[Start of Attachment]

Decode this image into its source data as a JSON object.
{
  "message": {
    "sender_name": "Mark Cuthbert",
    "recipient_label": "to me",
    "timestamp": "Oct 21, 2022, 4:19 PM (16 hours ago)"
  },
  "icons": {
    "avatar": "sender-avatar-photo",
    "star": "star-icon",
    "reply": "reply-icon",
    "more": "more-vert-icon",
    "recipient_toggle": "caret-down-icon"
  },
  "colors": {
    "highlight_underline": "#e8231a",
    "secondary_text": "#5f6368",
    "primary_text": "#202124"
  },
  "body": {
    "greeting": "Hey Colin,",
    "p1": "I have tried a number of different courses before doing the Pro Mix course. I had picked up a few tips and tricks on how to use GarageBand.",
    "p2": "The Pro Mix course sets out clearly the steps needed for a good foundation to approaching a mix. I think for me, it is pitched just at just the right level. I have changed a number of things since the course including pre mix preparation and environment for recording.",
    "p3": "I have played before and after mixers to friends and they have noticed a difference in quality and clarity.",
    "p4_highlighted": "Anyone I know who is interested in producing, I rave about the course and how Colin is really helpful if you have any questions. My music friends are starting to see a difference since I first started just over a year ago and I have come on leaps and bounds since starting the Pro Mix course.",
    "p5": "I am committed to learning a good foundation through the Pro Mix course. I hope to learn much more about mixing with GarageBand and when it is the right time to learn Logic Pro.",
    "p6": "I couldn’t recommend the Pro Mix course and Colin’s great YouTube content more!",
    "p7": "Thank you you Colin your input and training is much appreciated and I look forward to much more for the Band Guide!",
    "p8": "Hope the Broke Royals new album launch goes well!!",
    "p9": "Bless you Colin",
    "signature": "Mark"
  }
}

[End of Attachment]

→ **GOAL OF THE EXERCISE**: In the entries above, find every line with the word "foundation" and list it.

→ **YOUR RESPONSE**:
    "p2": "The Pro Mix course sets out clearly the steps needed for a good foundation to approaching a mix. I think for me, it is pitched just at just the right level. I have changed a number of things since the course including pre mix preparation and environment for recording.",
    "p5": "I am committed to learning a good foundation through the Pro Mix course. I hope to learn much more about mixing with GarageBand and when it is the right time to learn Logic Pro.",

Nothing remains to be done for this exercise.